# Web page and app entries
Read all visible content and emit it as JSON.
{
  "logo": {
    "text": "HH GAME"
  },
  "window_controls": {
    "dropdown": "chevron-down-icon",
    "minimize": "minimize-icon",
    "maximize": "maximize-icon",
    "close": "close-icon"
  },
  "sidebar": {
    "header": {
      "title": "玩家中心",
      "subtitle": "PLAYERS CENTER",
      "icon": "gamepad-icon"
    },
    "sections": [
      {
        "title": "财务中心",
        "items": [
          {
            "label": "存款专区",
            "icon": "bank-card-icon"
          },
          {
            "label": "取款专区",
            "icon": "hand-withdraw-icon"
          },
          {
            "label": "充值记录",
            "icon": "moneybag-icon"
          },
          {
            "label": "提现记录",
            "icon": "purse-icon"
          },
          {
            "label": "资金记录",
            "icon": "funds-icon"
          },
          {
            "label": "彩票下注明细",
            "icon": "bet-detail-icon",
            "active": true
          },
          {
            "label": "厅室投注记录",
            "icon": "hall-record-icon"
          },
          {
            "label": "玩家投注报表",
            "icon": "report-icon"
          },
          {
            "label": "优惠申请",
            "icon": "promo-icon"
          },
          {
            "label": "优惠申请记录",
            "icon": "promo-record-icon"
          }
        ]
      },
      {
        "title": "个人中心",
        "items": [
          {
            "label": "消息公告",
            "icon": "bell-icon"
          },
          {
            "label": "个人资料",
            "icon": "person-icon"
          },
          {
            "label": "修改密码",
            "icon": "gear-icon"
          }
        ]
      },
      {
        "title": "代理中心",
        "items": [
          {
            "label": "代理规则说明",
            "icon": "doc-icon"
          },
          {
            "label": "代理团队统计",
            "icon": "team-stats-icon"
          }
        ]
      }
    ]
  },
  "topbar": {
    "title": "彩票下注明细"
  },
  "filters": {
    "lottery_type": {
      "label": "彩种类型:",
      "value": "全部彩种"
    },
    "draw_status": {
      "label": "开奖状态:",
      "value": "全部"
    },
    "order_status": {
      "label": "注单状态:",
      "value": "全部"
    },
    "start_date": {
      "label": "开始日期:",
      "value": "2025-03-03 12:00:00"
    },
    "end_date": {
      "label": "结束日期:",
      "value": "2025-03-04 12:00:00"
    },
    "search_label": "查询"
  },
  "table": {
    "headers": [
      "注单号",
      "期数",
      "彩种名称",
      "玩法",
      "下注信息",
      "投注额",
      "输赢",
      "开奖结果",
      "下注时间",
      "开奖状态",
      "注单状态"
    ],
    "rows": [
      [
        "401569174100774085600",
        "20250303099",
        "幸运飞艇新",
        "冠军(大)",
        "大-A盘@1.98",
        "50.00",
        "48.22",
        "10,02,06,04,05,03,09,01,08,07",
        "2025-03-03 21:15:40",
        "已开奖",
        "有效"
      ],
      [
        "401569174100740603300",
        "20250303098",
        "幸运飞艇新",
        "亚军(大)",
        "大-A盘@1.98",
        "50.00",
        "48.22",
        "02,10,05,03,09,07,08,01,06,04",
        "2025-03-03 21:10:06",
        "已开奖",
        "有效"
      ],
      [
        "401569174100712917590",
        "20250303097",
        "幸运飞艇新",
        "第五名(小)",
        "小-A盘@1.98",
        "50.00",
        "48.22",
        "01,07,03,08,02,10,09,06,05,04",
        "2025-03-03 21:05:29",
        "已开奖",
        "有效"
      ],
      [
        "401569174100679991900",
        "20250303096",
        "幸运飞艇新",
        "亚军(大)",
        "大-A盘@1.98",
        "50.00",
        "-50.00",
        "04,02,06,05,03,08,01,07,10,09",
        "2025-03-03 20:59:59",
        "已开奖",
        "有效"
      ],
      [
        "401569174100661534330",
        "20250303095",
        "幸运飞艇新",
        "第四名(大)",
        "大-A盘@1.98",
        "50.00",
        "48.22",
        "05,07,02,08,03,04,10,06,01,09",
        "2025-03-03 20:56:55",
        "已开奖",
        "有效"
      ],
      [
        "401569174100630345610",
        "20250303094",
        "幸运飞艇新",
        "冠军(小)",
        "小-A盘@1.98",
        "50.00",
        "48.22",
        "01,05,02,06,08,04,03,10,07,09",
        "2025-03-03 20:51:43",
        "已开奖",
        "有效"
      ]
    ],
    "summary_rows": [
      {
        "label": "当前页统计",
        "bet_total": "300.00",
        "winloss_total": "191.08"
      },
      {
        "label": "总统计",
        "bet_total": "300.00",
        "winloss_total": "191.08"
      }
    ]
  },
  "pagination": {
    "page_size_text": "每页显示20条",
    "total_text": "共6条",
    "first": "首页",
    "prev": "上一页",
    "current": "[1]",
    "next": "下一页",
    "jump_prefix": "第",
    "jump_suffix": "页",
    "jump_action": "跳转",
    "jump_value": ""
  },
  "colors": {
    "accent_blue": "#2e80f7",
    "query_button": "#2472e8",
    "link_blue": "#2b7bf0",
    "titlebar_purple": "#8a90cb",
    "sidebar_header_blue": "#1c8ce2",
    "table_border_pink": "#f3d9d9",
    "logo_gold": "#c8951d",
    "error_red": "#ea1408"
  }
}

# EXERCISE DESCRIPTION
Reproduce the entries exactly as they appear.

# EXERCISE RESULT
Read all visible content and emit it as JSON.
{
  "logo": {
    "text": "HH GAME"
  },
  "window_controls": {
    "dropdown": "chevron-down-icon",
    "minimize": "minimize-icon",
    "maximize": "maximize-icon",
    "close": "close-icon"
  },
  "sidebar": {
    "header": {
      "title": "玩家中心",
      "subtitle": "PLAYERS CENTER",
      "icon": "gamepad-icon"
    },
    "sections": [
      {
        "title": "财务中心",
        "items": [
          {
            "label": "存款专区",
            "icon": "bank-card-icon"
          },
          {
            "label": "取款专区",
            "icon": "hand-withdraw-icon"
          },
          {
            "label": "充值记录",
            "icon": "moneybag-icon"
          },
          {
            "label": "提现记录",
            "icon": "purse-icon"
          },
          {
            "label": "资金记录",
            "icon": "funds-icon"
          },
          {
            "label": "彩票下注明细",
            "icon": "bet-detail-icon",
            "active": true
          },
          {
            "label": "厅室投注记录",
            "icon": "hall-record-icon"
          },
          {
            "label": "玩家投注报表",
            "icon": "report-icon"
          },
          {
            "label": "优惠申请",
            "icon": "promo-icon"
          },
          {
            "label": "优惠申请记录",
            "icon": "promo-record-icon"
          }
        ]
      },
      {
        "title": "个人中心",
        "items": [
          {
            "label": "消息公告",
            "icon": "bell-icon"
          },
          {
            "label": "个人资料",
            "icon": "person-icon"
          },
          {
            "label": "修改密码",
            "icon": "gear-icon"
          }
        ]
      },
      {
        "title": "代理中心",
        "items": [
          {
            "label": "代理规则说明",
            "icon": "doc-icon"
          },
          {
            "label": "代理团队统计",
            "icon": "team-stats-icon"
          }
        ]
      }
    ]
  },
  "topbar": {
    "title": "彩票下注明细"
  },
  "filters": {
    "lottery_type": {
      "label": "彩种类型:",
      "value": "全部彩种"
    },
    "draw_status": {
      "label": "开奖状态:",
      "value": "全部"
    },
    "order_status": {
      "label": "注单状态:",
      "value": "全部"
    },
    "start_date": {
      "label": "开始日期:",
      "value": "2025-03-03 12:00:00"
    },
    "end_date": {
      "label": "结束日期:",
      "value": "2025-03-04 12:00:00"
    },
    "search_label": "查询"
  },
  "table": {
    "headers": [
      "注单号",
      "期数",
      "彩种名称",
      "玩法",
      "下注信息",
      "投注额",
      "输赢",
      "开奖结果",
      "下注时间",
      "开奖状态",
      "注单状态"
    ],
    "rows": [
      [
        "401569174100774085600",
        "20250303099",
        "幸运飞艇新",
        "冠军(大)",
        "大-A盘@1.98",
        "50.00",
        "48.22",
        "10,02,06,04,05,03,09,01,08,07",
        "2025-03-03 21:15:40",
        "已开奖",
        "有效"
      ],
      [
        "401569174100740603300",
        "20250303098",
        "幸运飞艇新",
        "亚军(大)",
        "大-A盘@1.98",
        "50.00",
        "48.22",
        "02,10,05,03,09,07,08,01,06,04",
        "2025-03-03 21:10:06",
        "已开奖",
        "有效"
      ],
      [
        "401569174100712917590",
        "20250303097",
        "幸运飞艇新",
        "第五名(小)",
        "小-A盘@1.98",
        "50.00",
        "48.22",
        "01,07,03,08,02,10,09,06,05,04",
        "2025-03-03 21:05:29",
        "已开奖",
        "有效"
      ],
      [
        "401569174100679991900",
        "20250303096",
        "幸运飞艇新",
        "亚军(大)",
        "大-A盘@1.98",
        "50.00",
        "-50.00",
        "04,02,06,05,03,08,01,07,10,09",
        "2025-03-03 20:59:59",
        "已开奖",
        "有效"
      ],
      [
        "401569174100661534330",
        "20250303095",
        "幸运飞艇新",
        "第四名(大)",
        "大-A盘@1.98",
        "50.00",
        "48.22",
        "05,07,02,08,03,04,10,06,01,09",
        "2025-03-03 20:56:55",
        "已开奖",
        "有效"
      ],
      [
        "401569174100630345610",
        "20250303094",
        "幸运飞艇新",
        "冠军(小)",
        "小-A盘@1.98",
        "50.00",
        "48.22",
        "01,05,02,06,08,04,03,10,07,09",
        "2025-03-03 20:51:43",
        "已开奖",
        "有效"
      ]
    ],
    "summary_rows": [
      {
        "label": "当前页统计",
        "bet_total": "300.00",
        "winloss_total": "191.08"
      },
      {
        "label": "总统计",
        "bet_total": "300.00",
        "winloss_total": "191.08"
      }
    ]
  },
  "pagination": {
    "page_size_text": "每页显示20条",
    "total_text": "共6条",
    "first": "首页",
    "prev": "上一页",
    "current": "[1]",
    "next": "下一页",
    "jump_prefix": "第",
    "jump_suffix": "页",
    "jump_action": "跳转",
    "jump_value": ""
  },
  "colors": {
    "accent_blue": "#2e80f7",
    "query_button": "#2472e8",
    "link_blue": "#2b7bf0",
    "titlebar_purple": "#8a90cb",
    "sidebar_header_blue": "#1c8ce2",
    "table_border_pink": "#f3d9d9",
    "logo_gold": "#c8951d",
    "error_red": "#ea1408"
  }
}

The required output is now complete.